What to do = Search the records for the string "JSON", then copy each line that has it.

- - - - -

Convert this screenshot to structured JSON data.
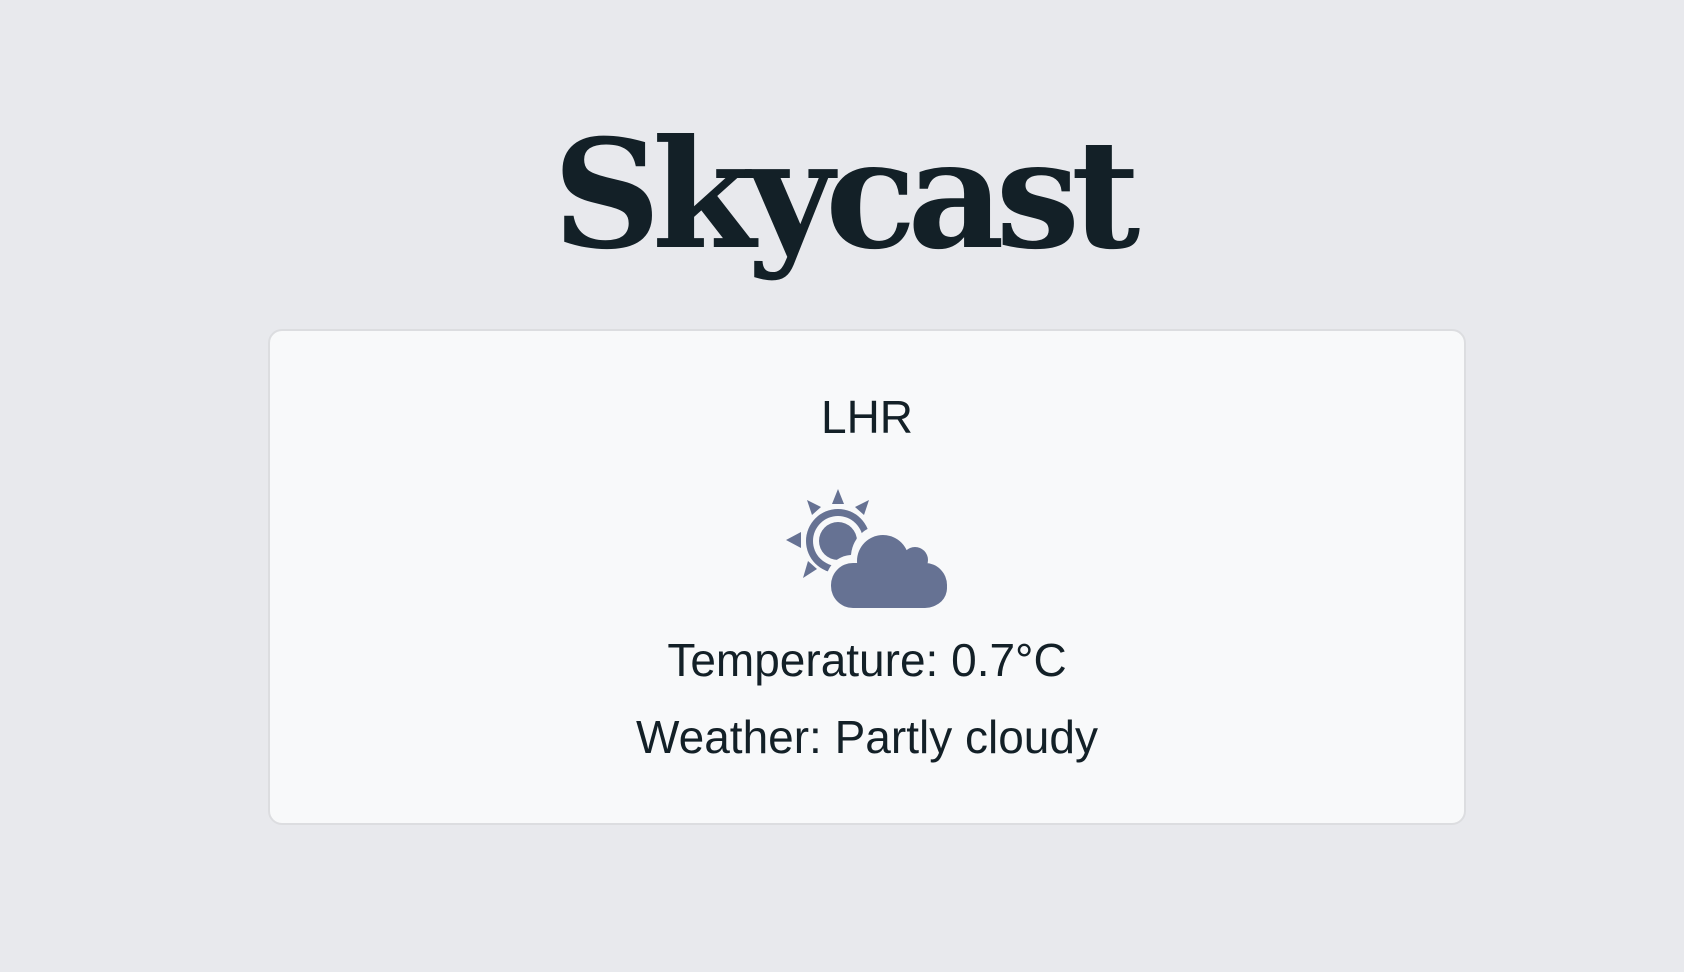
{
  "app": {
    "title": "Skycast"
  },
  "weather_card": {
    "location": "LHR",
    "icon": "partly-cloudy-icon",
    "temperature_text": "Temperature: 0.7°C",
    "condition_text": "Weather: Partly cloudy"
  },
  "colors": {
    "page_background": "#e8e9ed",
    "card_background": "#f8f9fa",
    "text": "#132027",
    "icon": "#667293"
  }
}
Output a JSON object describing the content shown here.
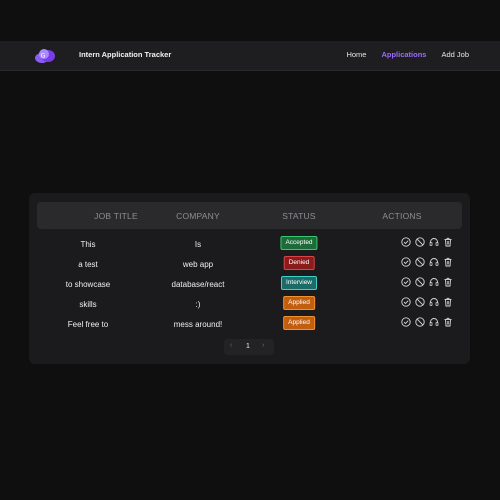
{
  "colors": {
    "accent": "#9b6bff",
    "background": "#0f0f10"
  },
  "header": {
    "title": "Intern Application Tracker",
    "logo_icon": "cloud-logo-icon",
    "nav": [
      {
        "label": "Home",
        "active": false
      },
      {
        "label": "Applications",
        "active": true
      },
      {
        "label": "Add Job",
        "active": false
      }
    ]
  },
  "table": {
    "columns": [
      "JOB TITLE",
      "COMPANY",
      "STATUS",
      "ACTIONS"
    ],
    "rows": [
      {
        "job_title": "This",
        "company": "Is",
        "status": "Accepted"
      },
      {
        "job_title": "a test",
        "company": "web app",
        "status": "Denied"
      },
      {
        "job_title": "to showcase",
        "company": "database/react",
        "status": "Interview"
      },
      {
        "job_title": "skills",
        "company": ":)",
        "status": "Applied"
      },
      {
        "job_title": "Feel free to",
        "company": "mess around!",
        "status": "Applied"
      }
    ],
    "status_colors": {
      "Accepted": {
        "bg": "#1e6b3a",
        "border": "#3ec46d"
      },
      "Denied": {
        "bg": "#8a1c1c",
        "border": "#d84545"
      },
      "Interview": {
        "bg": "#1c6b68",
        "border": "#3fd0c9"
      },
      "Applied": {
        "bg": "#c25e10",
        "border": "#f0922e"
      }
    },
    "action_icons": [
      "check-circle-icon",
      "ban-icon",
      "headset-icon",
      "trash-icon"
    ]
  },
  "pagination": {
    "prev": "‹",
    "current": "1",
    "next": "›"
  }
}
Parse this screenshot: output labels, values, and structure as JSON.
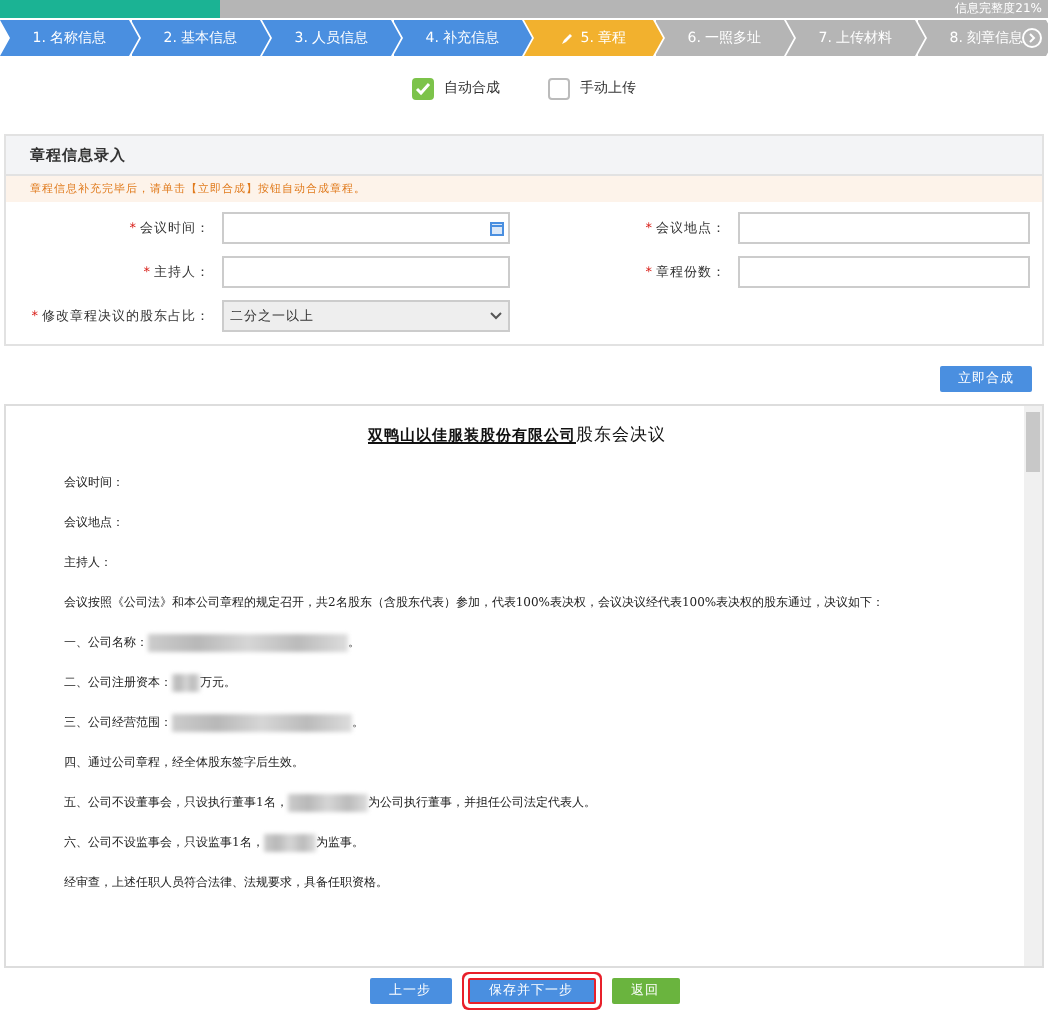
{
  "progress": {
    "level": 0.21,
    "label": "信息完整度21%"
  },
  "steps": [
    {
      "label": "1. 名称信息",
      "done": true,
      "selected": false
    },
    {
      "label": "2. 基本信息",
      "done": true,
      "selected": false
    },
    {
      "label": "3. 人员信息",
      "done": true,
      "selected": false
    },
    {
      "label": "4. 补充信息",
      "done": true,
      "selected": false
    },
    {
      "label": "5. 章程",
      "done": false,
      "selected": true
    },
    {
      "label": "6. 一照多址",
      "done": false,
      "selected": false
    },
    {
      "label": "7. 上传材料",
      "done": false,
      "selected": false
    },
    {
      "label": "8. 刻章信息",
      "done": false,
      "selected": false
    }
  ],
  "modes": [
    {
      "label": "自动合成",
      "checked": true
    },
    {
      "label": "手动上传",
      "checked": false
    }
  ],
  "panel": {
    "title": "章程信息录入",
    "notice": "章程信息补充完毕后，请单击【立即合成】按钮自动合成章程。",
    "fields": [
      {
        "mark": "*",
        "label": "会议时间：",
        "kind": "date"
      },
      {
        "mark": "*",
        "label": "会议地点：",
        "kind": "text"
      },
      {
        "mark": "*",
        "label": "主持人：",
        "kind": "text"
      },
      {
        "mark": "*",
        "label": "章程份数：",
        "kind": "text"
      }
    ],
    "ratio": {
      "mark": "*",
      "label": "修改章程决议的股东占比：",
      "value": "二分之一以上"
    }
  },
  "compose_button": "立即合成",
  "document": {
    "title_company": "双鸭山以佳服装股份有限公司",
    "title_rest": "股东会决议",
    "paragraphs": [
      {
        "before": "会议时间：",
        "redacted": false
      },
      {
        "before": "会议地点：",
        "redacted": false
      },
      {
        "before": "主持人：",
        "redacted": false
      },
      {
        "before": "会议按照《公司法》和本公司章程的规定召开，共2名股东（含股东代表）参加，代表100%表决权，会议决议经代表100%表决权的股东通过，决议如下：",
        "redacted": false
      },
      {
        "before": "一、公司名称：",
        "redacted": true,
        "after": "。"
      },
      {
        "before": "二、公司注册资本：",
        "redacted": true,
        "after": "万元。"
      },
      {
        "before": "三、公司经营范围：",
        "redacted": true,
        "after": "。"
      },
      {
        "before": "四、通过公司章程，经全体股东签字后生效。",
        "redacted": false
      },
      {
        "before": "五、公司不设董事会，只设执行董事1名，",
        "redacted": true,
        "after": "为公司执行董事，并担任公司法定代表人。"
      },
      {
        "before": "六、公司不设监事会，只设监事1名，",
        "redacted": true,
        "after": "为监事。"
      },
      {
        "before": "经审查，上述任职人员符合法律、法规要求，具备任职资格。",
        "redacted": false
      }
    ]
  },
  "buttons": [
    {
      "label": "上一步",
      "kind": "primary",
      "highlighted": false
    },
    {
      "label": "保存并下一步",
      "kind": "primary",
      "highlighted": true
    },
    {
      "label": "返回",
      "kind": "success",
      "highlighted": false
    }
  ]
}
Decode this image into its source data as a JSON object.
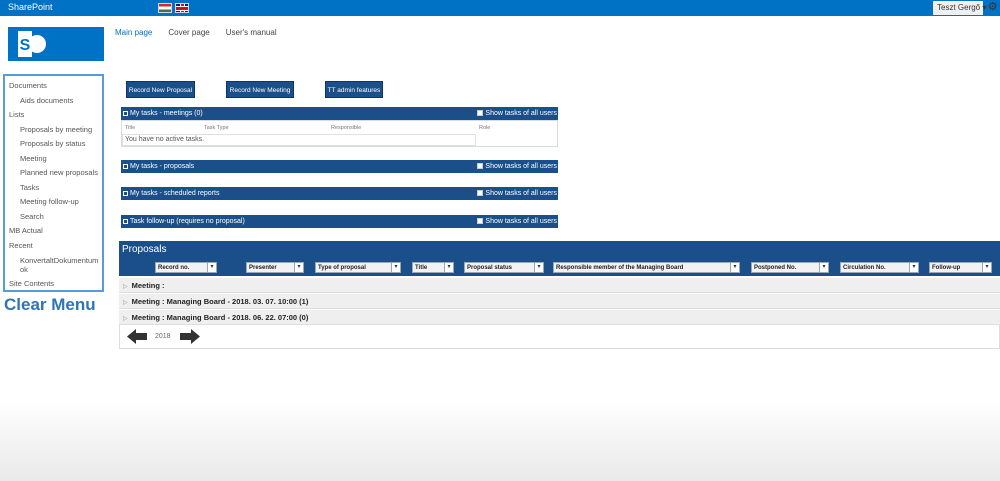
{
  "suite": {
    "title": "SharePoint",
    "user": "Teszt Gergő ▾"
  },
  "topnav": [
    "Main page",
    "Cover page",
    "User's manual"
  ],
  "quicklaunch": [
    {
      "label": "Documents",
      "sub": false
    },
    {
      "label": "Aids documents",
      "sub": true
    },
    {
      "label": "Lists",
      "sub": false
    },
    {
      "label": "Proposals by meeting",
      "sub": true
    },
    {
      "label": "Proposals by status",
      "sub": true
    },
    {
      "label": "Meeting",
      "sub": true
    },
    {
      "label": "Planned new proposals",
      "sub": true
    },
    {
      "label": "Tasks",
      "sub": true
    },
    {
      "label": "Meeting follow-up",
      "sub": true
    },
    {
      "label": "Search",
      "sub": true
    },
    {
      "label": "MB Actual",
      "sub": false
    },
    {
      "label": "Recent",
      "sub": false
    },
    {
      "label": "KonvertaltDokumentum ok",
      "sub": true
    },
    {
      "label": "Site Contents",
      "sub": false
    }
  ],
  "clear_menu": "Clear Menu",
  "buttons": {
    "record_proposal": "Record New Proposal",
    "record_meeting": "Record New Meeting",
    "admin": "TT admin features"
  },
  "panels": {
    "show_all": "Show tasks of all users",
    "meetings": "My tasks  - meetings (0)",
    "proposals": "My tasks  - proposals",
    "reports": "My tasks  - scheduled reports",
    "followup": "Task follow-up (requires no proposal)"
  },
  "task_table": {
    "columns": [
      "Title",
      "Task Type",
      "Responsible",
      "Role"
    ],
    "empty_message": "You have no active tasks."
  },
  "proposals": {
    "title": "Proposals",
    "filters": [
      "Record no.",
      "Presenter",
      "Type of proposal",
      "Title",
      "Proposal status",
      "Responsible member of the Managing Board",
      "Postponed No.",
      "Circulation No.",
      "Follow-up"
    ],
    "groups": [
      "Meeting :",
      "Meeting : Managing Board - 2018. 03. 07. 10:00 (1)",
      "Meeting : Managing Board - 2018. 06. 22. 07:00 (0)"
    ],
    "pager_label": "2018"
  },
  "colors": {
    "suite_blue": "#0072c6",
    "panel_navy": "#1a4f8a",
    "clear_menu": "#2e75b6"
  }
}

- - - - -

Answer box =
Convert this screenshot to structured JSON data.
Output a JSON object describing the content shown here.
Parse this screenshot: output labels, values, and structure as JSON.
Decode this image into its source data as a JSON object.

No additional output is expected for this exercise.